23 06 2007

Blogging (when I should be surfing) from 70 degree weather from superficial Southern California…

Paul Kedrosky blogs about his panel at Supernova this week. Unlike his fellow big hitting, tech-centric panelists, he rejoiced at the number of mentions of Paris Hilton because it signaled the arrival of the web as mass media. I, too, have heard the blog TMZ over and over and over now in the mainstream press. TMZ has become the new Drudge report for celebrity worship and following. The traffic numbers prove this out.

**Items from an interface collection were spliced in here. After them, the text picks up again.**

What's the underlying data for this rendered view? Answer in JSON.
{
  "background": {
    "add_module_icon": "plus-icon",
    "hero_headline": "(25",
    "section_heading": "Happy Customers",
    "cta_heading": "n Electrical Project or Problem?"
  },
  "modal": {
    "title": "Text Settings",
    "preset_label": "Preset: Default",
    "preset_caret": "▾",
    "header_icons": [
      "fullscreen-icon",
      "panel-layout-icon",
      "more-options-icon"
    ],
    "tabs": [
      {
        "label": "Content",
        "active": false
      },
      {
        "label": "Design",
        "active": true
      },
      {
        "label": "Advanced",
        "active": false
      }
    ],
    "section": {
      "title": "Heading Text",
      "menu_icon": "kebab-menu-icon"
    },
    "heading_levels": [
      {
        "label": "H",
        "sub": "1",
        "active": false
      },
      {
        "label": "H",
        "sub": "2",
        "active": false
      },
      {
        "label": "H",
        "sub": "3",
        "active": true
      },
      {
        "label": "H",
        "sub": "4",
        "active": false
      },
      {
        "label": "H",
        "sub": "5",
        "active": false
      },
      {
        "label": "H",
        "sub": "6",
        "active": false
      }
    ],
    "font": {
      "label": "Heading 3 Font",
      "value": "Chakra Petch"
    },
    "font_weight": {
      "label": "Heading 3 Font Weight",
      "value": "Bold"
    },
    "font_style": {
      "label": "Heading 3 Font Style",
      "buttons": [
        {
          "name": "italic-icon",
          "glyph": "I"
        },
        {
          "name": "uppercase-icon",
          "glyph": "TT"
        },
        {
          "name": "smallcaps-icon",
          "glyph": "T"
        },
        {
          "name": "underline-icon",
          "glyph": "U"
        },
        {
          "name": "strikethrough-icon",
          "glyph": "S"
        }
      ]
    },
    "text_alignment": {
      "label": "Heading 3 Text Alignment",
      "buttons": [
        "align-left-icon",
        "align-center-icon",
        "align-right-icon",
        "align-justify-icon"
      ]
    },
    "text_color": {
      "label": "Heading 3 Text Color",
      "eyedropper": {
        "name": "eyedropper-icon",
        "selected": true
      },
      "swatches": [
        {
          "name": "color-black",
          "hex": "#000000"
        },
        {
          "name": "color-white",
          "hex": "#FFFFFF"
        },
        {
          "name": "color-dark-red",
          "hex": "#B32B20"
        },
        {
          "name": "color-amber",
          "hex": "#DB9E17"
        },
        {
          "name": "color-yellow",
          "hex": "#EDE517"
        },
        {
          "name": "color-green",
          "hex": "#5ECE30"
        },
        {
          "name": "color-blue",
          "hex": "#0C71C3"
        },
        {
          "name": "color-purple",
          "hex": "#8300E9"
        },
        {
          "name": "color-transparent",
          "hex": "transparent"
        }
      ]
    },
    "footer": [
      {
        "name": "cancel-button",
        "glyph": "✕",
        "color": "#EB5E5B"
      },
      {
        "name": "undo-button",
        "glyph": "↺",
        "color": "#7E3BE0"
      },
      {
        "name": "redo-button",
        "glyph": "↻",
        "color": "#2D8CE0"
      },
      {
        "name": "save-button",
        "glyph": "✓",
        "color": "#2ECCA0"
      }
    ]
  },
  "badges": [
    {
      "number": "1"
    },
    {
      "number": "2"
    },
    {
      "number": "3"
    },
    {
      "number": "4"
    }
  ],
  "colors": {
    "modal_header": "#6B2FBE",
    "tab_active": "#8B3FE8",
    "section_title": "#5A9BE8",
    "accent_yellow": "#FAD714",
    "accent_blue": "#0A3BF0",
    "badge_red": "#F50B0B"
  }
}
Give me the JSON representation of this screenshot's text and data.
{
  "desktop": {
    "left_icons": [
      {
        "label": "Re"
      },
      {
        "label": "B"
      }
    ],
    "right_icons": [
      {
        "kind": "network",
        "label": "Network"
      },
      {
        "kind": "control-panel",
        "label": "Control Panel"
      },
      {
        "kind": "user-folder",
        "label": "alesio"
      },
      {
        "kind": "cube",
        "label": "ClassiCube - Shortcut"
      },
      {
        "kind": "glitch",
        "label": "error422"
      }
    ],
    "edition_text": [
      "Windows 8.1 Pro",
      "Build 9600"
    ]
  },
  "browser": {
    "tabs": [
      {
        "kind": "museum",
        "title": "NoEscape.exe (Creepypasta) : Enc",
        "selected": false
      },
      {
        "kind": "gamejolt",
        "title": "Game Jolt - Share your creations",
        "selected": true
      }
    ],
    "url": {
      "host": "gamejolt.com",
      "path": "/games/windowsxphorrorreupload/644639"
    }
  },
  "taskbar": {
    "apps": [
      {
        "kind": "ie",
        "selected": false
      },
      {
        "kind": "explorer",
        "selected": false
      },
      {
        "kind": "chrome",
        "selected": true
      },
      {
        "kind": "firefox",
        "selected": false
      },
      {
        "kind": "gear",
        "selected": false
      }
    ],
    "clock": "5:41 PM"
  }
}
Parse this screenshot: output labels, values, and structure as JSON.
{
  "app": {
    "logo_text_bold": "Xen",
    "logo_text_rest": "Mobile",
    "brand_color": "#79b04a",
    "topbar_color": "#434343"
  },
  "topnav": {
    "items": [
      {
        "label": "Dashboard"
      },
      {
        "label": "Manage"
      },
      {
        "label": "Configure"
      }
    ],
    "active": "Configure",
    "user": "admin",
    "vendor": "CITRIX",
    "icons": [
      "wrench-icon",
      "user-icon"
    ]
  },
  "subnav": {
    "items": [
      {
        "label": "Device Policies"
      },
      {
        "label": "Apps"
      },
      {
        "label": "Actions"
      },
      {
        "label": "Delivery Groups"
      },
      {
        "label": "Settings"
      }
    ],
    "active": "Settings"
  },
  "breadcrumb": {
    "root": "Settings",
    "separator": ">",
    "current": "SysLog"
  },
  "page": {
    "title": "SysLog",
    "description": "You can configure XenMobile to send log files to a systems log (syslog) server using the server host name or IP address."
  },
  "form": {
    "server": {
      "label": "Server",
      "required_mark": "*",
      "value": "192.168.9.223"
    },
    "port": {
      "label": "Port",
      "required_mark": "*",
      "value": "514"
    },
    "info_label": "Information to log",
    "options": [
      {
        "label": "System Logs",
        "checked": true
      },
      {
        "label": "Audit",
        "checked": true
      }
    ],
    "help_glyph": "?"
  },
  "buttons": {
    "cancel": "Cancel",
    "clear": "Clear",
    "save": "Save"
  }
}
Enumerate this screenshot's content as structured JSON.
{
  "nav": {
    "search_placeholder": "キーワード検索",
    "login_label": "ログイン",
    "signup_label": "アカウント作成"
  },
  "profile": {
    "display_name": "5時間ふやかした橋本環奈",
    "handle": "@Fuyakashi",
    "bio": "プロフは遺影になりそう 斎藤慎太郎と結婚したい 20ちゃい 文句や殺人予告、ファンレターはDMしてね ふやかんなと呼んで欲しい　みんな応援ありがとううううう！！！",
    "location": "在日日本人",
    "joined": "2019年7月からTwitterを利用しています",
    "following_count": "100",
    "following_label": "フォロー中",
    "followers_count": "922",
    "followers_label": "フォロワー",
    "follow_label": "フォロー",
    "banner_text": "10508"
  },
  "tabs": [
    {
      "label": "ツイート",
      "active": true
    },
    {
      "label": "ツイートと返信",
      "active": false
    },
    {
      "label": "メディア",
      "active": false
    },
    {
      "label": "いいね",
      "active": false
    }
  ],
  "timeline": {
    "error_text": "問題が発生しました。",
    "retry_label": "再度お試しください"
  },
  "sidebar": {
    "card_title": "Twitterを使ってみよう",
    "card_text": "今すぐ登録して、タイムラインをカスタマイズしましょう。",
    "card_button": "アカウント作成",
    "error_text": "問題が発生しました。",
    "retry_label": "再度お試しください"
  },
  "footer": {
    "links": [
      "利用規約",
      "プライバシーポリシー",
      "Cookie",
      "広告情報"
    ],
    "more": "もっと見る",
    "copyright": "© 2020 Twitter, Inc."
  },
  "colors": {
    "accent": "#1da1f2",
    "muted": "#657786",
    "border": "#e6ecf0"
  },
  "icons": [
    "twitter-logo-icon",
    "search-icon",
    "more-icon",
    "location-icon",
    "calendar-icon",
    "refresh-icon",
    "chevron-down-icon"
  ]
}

It’s pretty hard not to find the fascination with celebrities disconcerting. I’m still at a loss as to exactly who it is that is hero worshipping Paris Hilton. However, everyone’s talking about it, even if it’s largely to simply lambaste the heiress and watch the symbol of selfishness and excessiveness fall hard. I had a five minute debate over whether it was fair to tear Paris Hilton down or whether she deserves at least some remorse for serving some jail time and already felt bad for wasting that much time on the subject.

It highlights the interesting tension between techies/hippies/realness versus superficiality. Now the superficial pleasures (of which, celebrity following is the worse kind) have found their way into the inner sanctum of the web that was once dominated by techies.

As a techie, you certainly don’t have to sell out to this and I certainly commend those that don’t. Just understand that sometimes the simplest, most superficial pleasures will become those that will ultimately find the biggest audiences on the web. And sometimes promoting some fun, superficial elements on your web property isn’t always a bad thing.